|Artist: Jackie |
Title: Roll Up And Dye
Dimensions: 60 x 170 x 10 cm
Why did you choose to work on a shroud rather than a coffin?
When my father died in the UK I chose for him to be cremated in a cardboard coffin. It was a choice that did not entirely sit well with some but since our family business was recycling waste paper it was a decision I hope he would be happy with. Choosing to work on a shroud reminds me of the swaddling we do with our babies. I like the idea of being wrapped and buried! In life I strive to tread lightly, and also in death.
What materials have you used for your artwork?
The fabric is merino wool, dyed with leaves from eucalypt cinderea, eucalypt iron bark and casuarina (sheaok). These are the dried leaves also presented with the shroud. The body shape is made from recycled materials: A light-weight board, bubble wrap and packing tape, none of which were purchased for the piece.
What is the story behind your artwork. What does it represent about you and your life story?
Once I knew this was going to be a project, I had a picture in my mind of the fabric with the image of leaves taking me into nature. This piece is called ‘Roll up and Dye’, though I have no intention of dieing anytime soon, it refers to the process of rolling up the fabric and steaming to transfer the native pigments to the fibre. Llewena Newell was my teacher, with 30 years experience of natural fabrics and dying under her beautifully crafted hat, from her studio in the mid north she creates an eclectic range of wonderful garments. Llewena is so generous and kind. I thank her for sharing her wisdom, experience and enthusiasm with me.

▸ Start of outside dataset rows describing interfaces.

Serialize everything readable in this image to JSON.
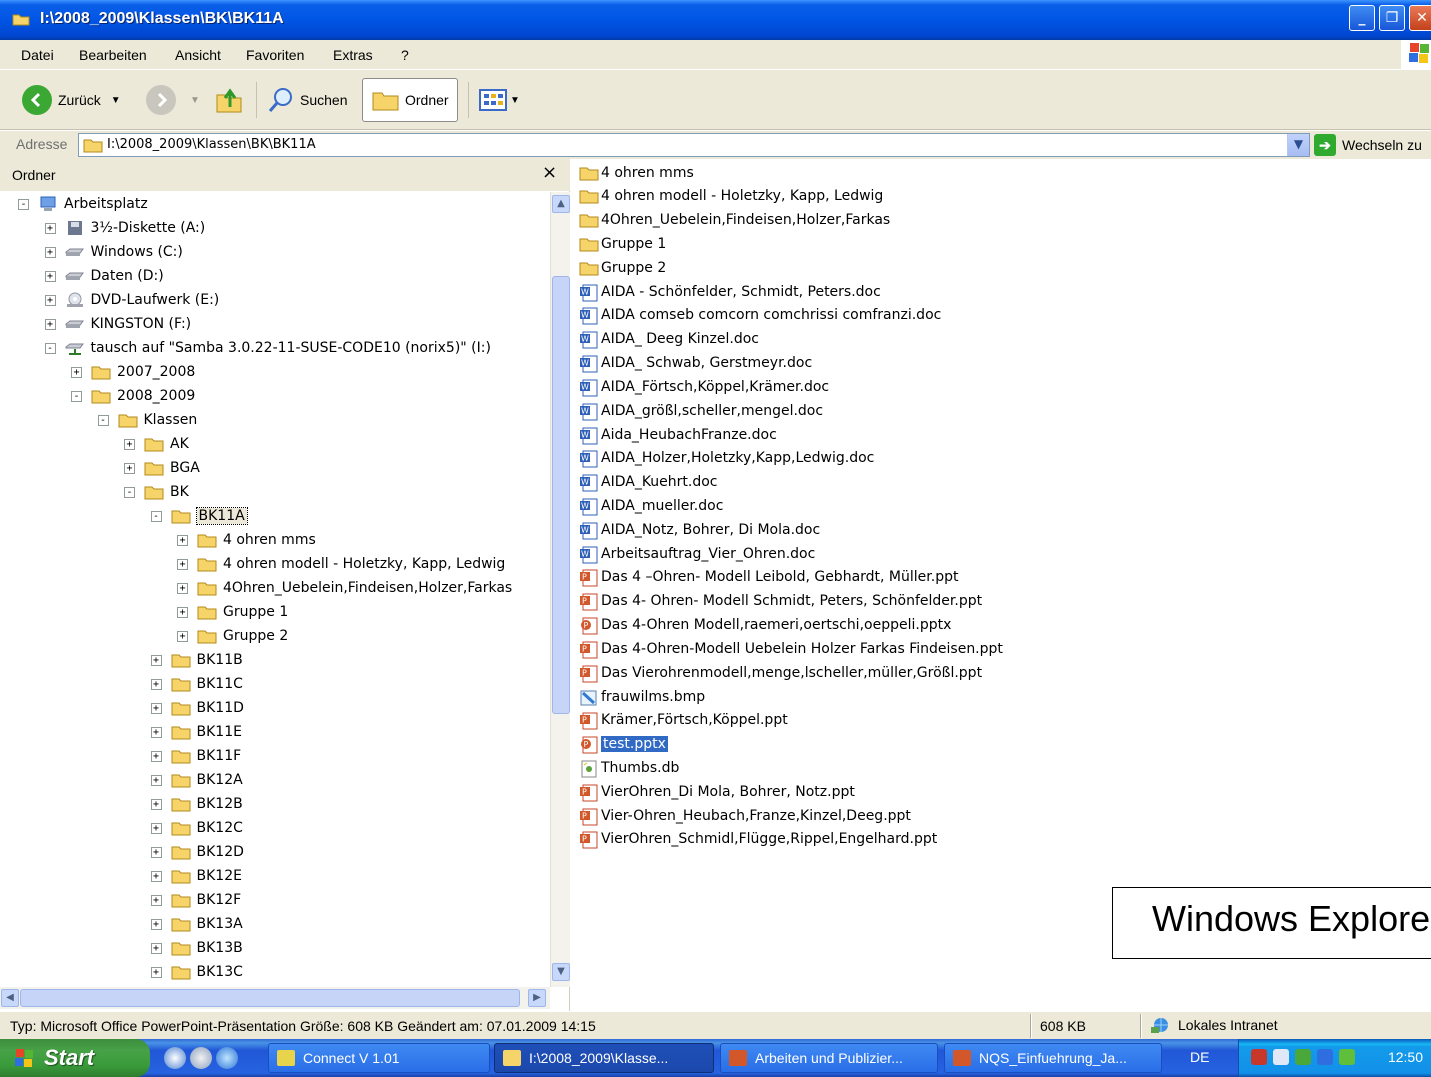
{
  "window": {
    "title": "I:\\2008_2009\\Klassen\\BK\\BK11A"
  },
  "menu": [
    "Datei",
    "Bearbeiten",
    "Ansicht",
    "Favoriten",
    "Extras",
    "?"
  ],
  "toolbar": {
    "back": "Zurück",
    "search": "Suchen",
    "folders": "Ordner"
  },
  "address": {
    "label": "Adresse",
    "value": "I:\\2008_2009\\Klassen\\BK\\BK11A",
    "go": "Wechseln zu"
  },
  "left_pane": {
    "title": "Ordner",
    "tree": [
      {
        "label": "Arbeitsplatz",
        "level": 0,
        "state": "-",
        "icon": "computer-icon"
      },
      {
        "label": "3½-Diskette (A:)",
        "level": 1,
        "state": "+",
        "icon": "floppy-icon"
      },
      {
        "label": "Windows (C:)",
        "level": 1,
        "state": "+",
        "icon": "drive-icon"
      },
      {
        "label": "Daten (D:)",
        "level": 1,
        "state": "+",
        "icon": "drive-icon"
      },
      {
        "label": "DVD-Laufwerk (E:)",
        "level": 1,
        "state": "+",
        "icon": "dvd-icon"
      },
      {
        "label": "KINGSTON (F:)",
        "level": 1,
        "state": "+",
        "icon": "drive-icon"
      },
      {
        "label": "tausch auf \"Samba 3.0.22-11-SUSE-CODE10 (norix5)\" (I:)",
        "level": 1,
        "state": "-",
        "icon": "network-drive-icon"
      },
      {
        "label": "2007_2008",
        "level": 2,
        "state": "+",
        "icon": "folder-icon"
      },
      {
        "label": "2008_2009",
        "level": 2,
        "state": "-",
        "icon": "folder-icon"
      },
      {
        "label": "Klassen",
        "level": 3,
        "state": "-",
        "icon": "folder-icon"
      },
      {
        "label": "AK",
        "level": 4,
        "state": "+",
        "icon": "folder-icon"
      },
      {
        "label": "BGA",
        "level": 4,
        "state": "+",
        "icon": "folder-icon"
      },
      {
        "label": "BK",
        "level": 4,
        "state": "-",
        "icon": "folder-icon"
      },
      {
        "label": "BK11A",
        "level": 5,
        "state": "-",
        "icon": "folder-icon",
        "selected": true
      },
      {
        "label": "4 ohren mms",
        "level": 6,
        "state": "+",
        "icon": "folder-icon"
      },
      {
        "label": "4 ohren modell - Holetzky, Kapp, Ledwig",
        "level": 6,
        "state": "+",
        "icon": "folder-icon"
      },
      {
        "label": "4Ohren_Uebelein,Findeisen,Holzer,Farkas",
        "level": 6,
        "state": "+",
        "icon": "folder-icon"
      },
      {
        "label": "Gruppe 1",
        "level": 6,
        "state": "+",
        "icon": "folder-icon"
      },
      {
        "label": "Gruppe 2",
        "level": 6,
        "state": "+",
        "icon": "folder-icon"
      },
      {
        "label": "BK11B",
        "level": 5,
        "state": "+",
        "icon": "folder-icon"
      },
      {
        "label": "BK11C",
        "level": 5,
        "state": "+",
        "icon": "folder-icon"
      },
      {
        "label": "BK11D",
        "level": 5,
        "state": "+",
        "icon": "folder-icon"
      },
      {
        "label": "BK11E",
        "level": 5,
        "state": "+",
        "icon": "folder-icon"
      },
      {
        "label": "BK11F",
        "level": 5,
        "state": "+",
        "icon": "folder-icon"
      },
      {
        "label": "BK12A",
        "level": 5,
        "state": "+",
        "icon": "folder-icon"
      },
      {
        "label": "BK12B",
        "level": 5,
        "state": "+",
        "icon": "folder-icon"
      },
      {
        "label": "BK12C",
        "level": 5,
        "state": "+",
        "icon": "folder-icon"
      },
      {
        "label": "BK12D",
        "level": 5,
        "state": "+",
        "icon": "folder-icon"
      },
      {
        "label": "BK12E",
        "level": 5,
        "state": "+",
        "icon": "folder-icon"
      },
      {
        "label": "BK12F",
        "level": 5,
        "state": "+",
        "icon": "folder-icon"
      },
      {
        "label": "BK13A",
        "level": 5,
        "state": "+",
        "icon": "folder-icon"
      },
      {
        "label": "BK13B",
        "level": 5,
        "state": "+",
        "icon": "folder-icon"
      },
      {
        "label": "BK13C",
        "level": 5,
        "state": "+",
        "icon": "folder-icon"
      }
    ]
  },
  "files": [
    {
      "name": "4 ohren mms",
      "type": "folder"
    },
    {
      "name": "4 ohren modell - Holetzky, Kapp, Ledwig",
      "type": "folder"
    },
    {
      "name": "4Ohren_Uebelein,Findeisen,Holzer,Farkas",
      "type": "folder"
    },
    {
      "name": "Gruppe 1",
      "type": "folder"
    },
    {
      "name": "Gruppe 2",
      "type": "folder"
    },
    {
      "name": "AIDA - Schönfelder, Schmidt, Peters.doc",
      "type": "doc"
    },
    {
      "name": "AIDA comseb comcorn comchrissi comfranzi.doc",
      "type": "doc"
    },
    {
      "name": "AIDA_ Deeg Kinzel.doc",
      "type": "doc"
    },
    {
      "name": "AIDA_ Schwab, Gerstmeyr.doc",
      "type": "doc"
    },
    {
      "name": "AIDA_Förtsch,Köppel,Krämer.doc",
      "type": "doc"
    },
    {
      "name": "AIDA_größl,scheller,mengel.doc",
      "type": "doc"
    },
    {
      "name": "Aida_HeubachFranze.doc",
      "type": "doc"
    },
    {
      "name": "AIDA_Holzer,Holetzky,Kapp,Ledwig.doc",
      "type": "doc"
    },
    {
      "name": "AIDA_Kuehrt.doc",
      "type": "doc"
    },
    {
      "name": "AIDA_mueller.doc",
      "type": "doc"
    },
    {
      "name": "AIDA_Notz, Bohrer, Di Mola.doc",
      "type": "doc"
    },
    {
      "name": "Arbeitsauftrag_Vier_Ohren.doc",
      "type": "doc"
    },
    {
      "name": "Das 4 –Ohren- Modell Leibold, Gebhardt, Müller.ppt",
      "type": "ppt"
    },
    {
      "name": "Das 4- Ohren- Modell Schmidt, Peters, Schönfelder.ppt",
      "type": "ppt"
    },
    {
      "name": "Das 4-Ohren Modell,raemeri,oertschi,oeppeli.pptx",
      "type": "pptx"
    },
    {
      "name": "Das 4-Ohren-Modell Uebelein Holzer Farkas Findeisen.ppt",
      "type": "ppt"
    },
    {
      "name": "Das Vierohrenmodell,menge,lscheller,müller,Größl.ppt",
      "type": "ppt"
    },
    {
      "name": "frauwilms.bmp",
      "type": "bmp"
    },
    {
      "name": "Krämer,Förtsch,Köppel.ppt",
      "type": "ppt"
    },
    {
      "name": "test.pptx",
      "type": "pptx",
      "selected": true
    },
    {
      "name": "Thumbs.db",
      "type": "db"
    },
    {
      "name": "VierOhren_Di Mola, Bohrer, Notz.ppt",
      "type": "ppt"
    },
    {
      "name": "Vier-Ohren_Heubach,Franze,Kinzel,Deeg.ppt",
      "type": "ppt"
    },
    {
      "name": "VierOhren_Schmidl,Flügge,Rippel,Engelhard.ppt",
      "type": "ppt"
    }
  ],
  "callout": {
    "text": "Windows Explorer"
  },
  "status": {
    "info": "Typ: Microsoft Office PowerPoint-Präsentation Größe: 608 KB Geändert am: 07.01.2009 14:15",
    "size": "608 KB",
    "zone": "Lokales Intranet"
  },
  "taskbar": {
    "start": "Start",
    "tasks": [
      {
        "label": "Connect V 1.01",
        "active": false
      },
      {
        "label": "I:\\2008_2009\\Klasse...",
        "active": true
      },
      {
        "label": "Arbeiten und Publizier...",
        "active": false
      },
      {
        "label": "NQS_Einfuehrung_Ja...",
        "active": false
      }
    ],
    "lang": "DE",
    "clock": "12:50"
  },
  "colors": {
    "title_blue": "#0055e5",
    "selection": "#316ac5",
    "chrome": "#ece9d8",
    "start_green": "#3a9a3a"
  }
}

What are 3 things you have learned from being part of the eco coffin project?
Some may think it is morbid to be participating in a workshop about dieing, on the contrary, facing death can bring a focus on living. This workshop also covered the many choices we do have here in Australia. Considering death and discussions with close friends and family has opened other meaningful conversations. I shall be headed to a natural burial ground, as I very much like the idea of being surrounded by other like-minded souls. Though the pages are still blank in my book of what happens ‘after life’.
What is one thing you will do (or have done already) differently as a result from being part of the project?
Having asked my father what arrangements he would like, he responded that he really didn’t care, as when he is gone, he’s gone, only that he wanted his ashes to be buried by my mother’s. Making time to have these conversations and prepare ‘the folder’ releases those grieving from many decisions, not to mention all those tricky computer passwords.
Any other thoughts or comments you would like to add?
Some deaths may be a more practical formality in our lives, and some bring such profound sadness with gargantuan waves that seemingly brewed from the very bottom of the ocean to engulf us uncontrollably, with other waves being more gentle. Like the ocean, there is no way to tame it, we can honour the memories and be kind to ourselves and others sharing this grief – we each experience grief in our own way.
Thank you Abby. You have created a workshop with your positive energy and passion like no other. Always respectful and mindful of the sensitive nature of the subject yet able to cover the ground, delivering well presented and informative sessions. We are all neither too old or too young to benefit from The Eco Coffin Project.